A routine vehicle check at the front gate of F.S. Gabreski Air National Guard Base turned not routine fast on March 4, 2022, when the gate guards determined the driver was a person of interest by the Air Force Office of Special Investigations.

The gate guards asked him to step out of the vehicle, but the driver accelerated into the base. The sentries alerted the Base Defense Operations Center. A vehicle barrier system, that serves as a backup to the gate, went up and the vehicle stopped as patrol units descended on the location.

Fortunately, this was only a training exercise conducted by 12 security force Airmen of the New York Air National Guard’s 106th Rescue Wing.

The drill is designed to prevent an “installation breach” and is something security forces personnel need to be good at, according to Staff Sgt. Noel Ruiz, a 106th Security Forces member.

The breach during the exercise was when the driver failed to stop at the main security check point, Ruiz explained.

The team stopped the car, the driver was ordered out of the vehicle and onto the ground where two Security Forces members conducted a search of the person and apprehended the driver.

For the 106th Security Forces Squadron Airmen, this was an opportunity to use their classroom training in a hands-on exercise, Ruiz said.

Just three days after the training exercise at Gabreski, security forces Airmen at Andrews Air Force Base outside Washington D.C. conducted a real-world operation just like the training event when an armed teenager went whizzing past a security checkpoint.

The 106th Security Forces Squadron has a wide range of responsibilities on base and while deployed, Ruiz said.

“Our main job as security forces professionals is to make sure our resources are protected as well as our members,” he explained. “We have the ability to provide security to convoys, distinguished personnel, assets such as aircraft and helicopters, and perimeter security, whether here at home or deployed.”

“Our members are learning all these different pieces in the classroom and through demonstrations, and then we put them all together in an exercise like this,” said SMSgt Christina Noon, 106th Security Forces Senior Enlisted Leader.

When their adrenaline is kicking in and different things are going on – that’s the optimal environment for our Airmen to learn what they’re supposed to be doing, Noon continued.

Good training is important to be ready for the real thing, Ruiz emphasized.

“Hands-on training is the only way to continue to refresh your skills and the understanding that this is a real job,” Ruiz said. “It’s not just, ‘Hey, how are you doing?’ at the gate,” he added. “Your Security Forces members can be friendly, but when it’s time to do their job, they’ll change mindsets very quickly.”

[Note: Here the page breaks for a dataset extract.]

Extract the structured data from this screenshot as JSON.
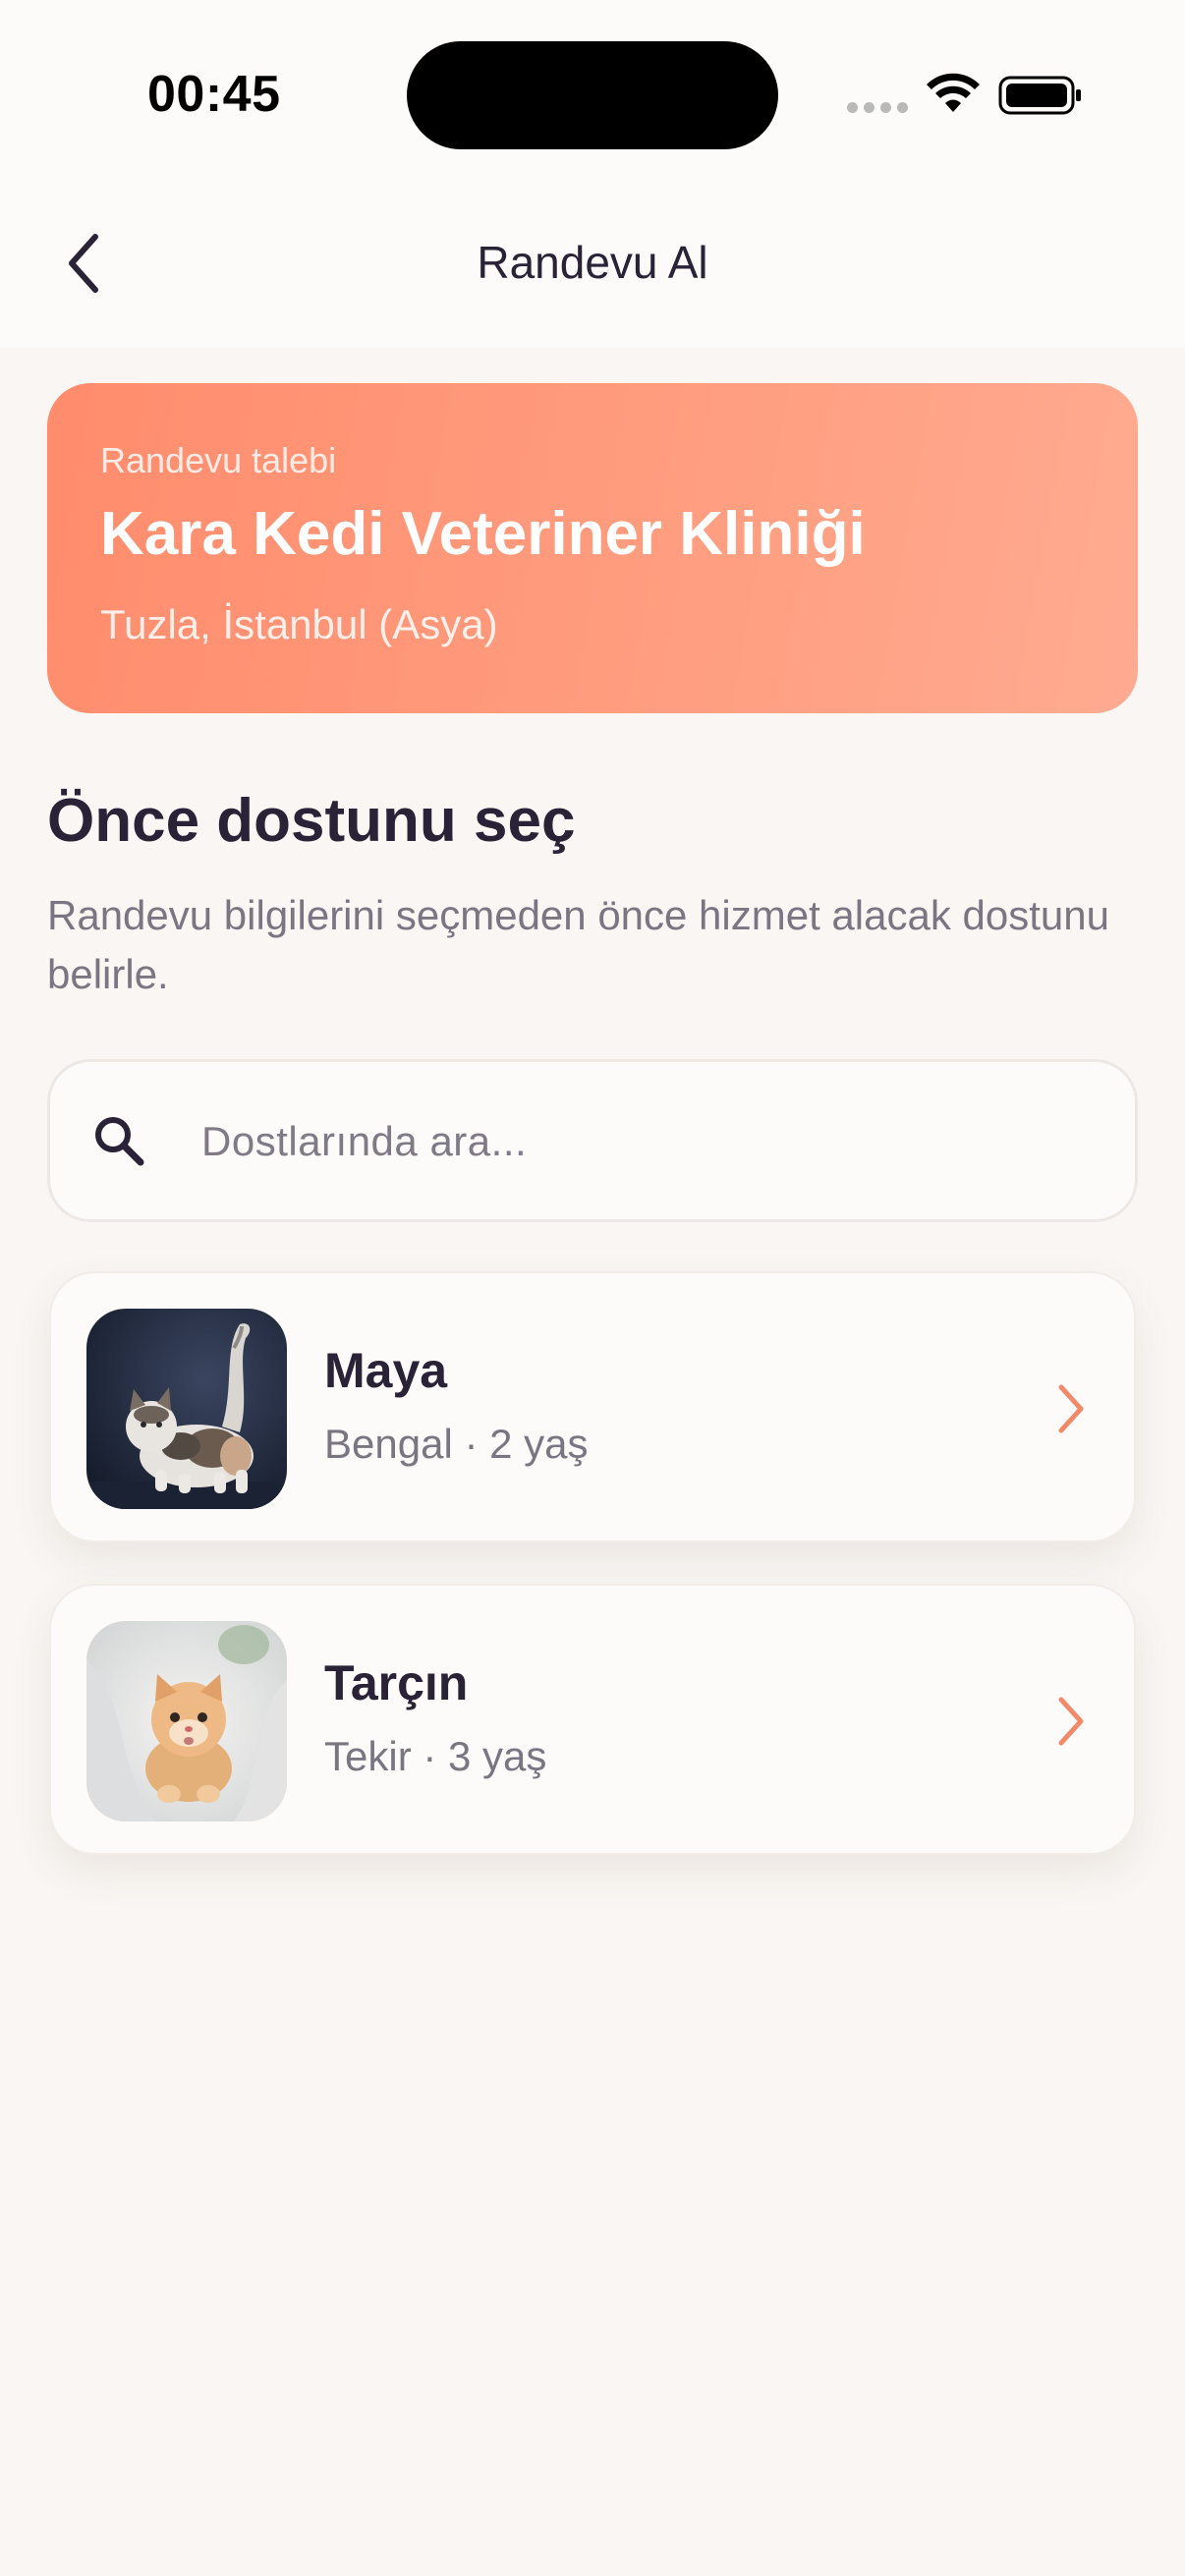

The 106th Security Forces Squadron will continue building on their training by incorporating outside law enforcement agencies, working dogs, the 106th Medical Group and working with the Pararescuemen from the wing’s 103rd Rescue Squadron, Noon said.

“We have to have a team that’s ready to deploy,” Noon said. “That means they need to be proficient in certain tasks specific to the security forces career field.”

“When the Air Force says, ‘We need a security forces team now,’ we are confident that our members can perform the job they’re tasked to do,” Noon emphasized.

The 106th Rescue Wing, based in F.S. Gabreski Air National Guard Base in Westhampton Beach, New York, operates and maintains the HC-130J Combat King II search and rescue aircraft, and the HH-60G Pave Hawk rescue helicopter. The 106th Rescue Wing is home to a special warfare squadron with pararescuemen and combat rescue officers, specializing in rescue and recovery, and deploys for domestic and overseas operations. Currently, the wing also supports statewide COVID-19 missions.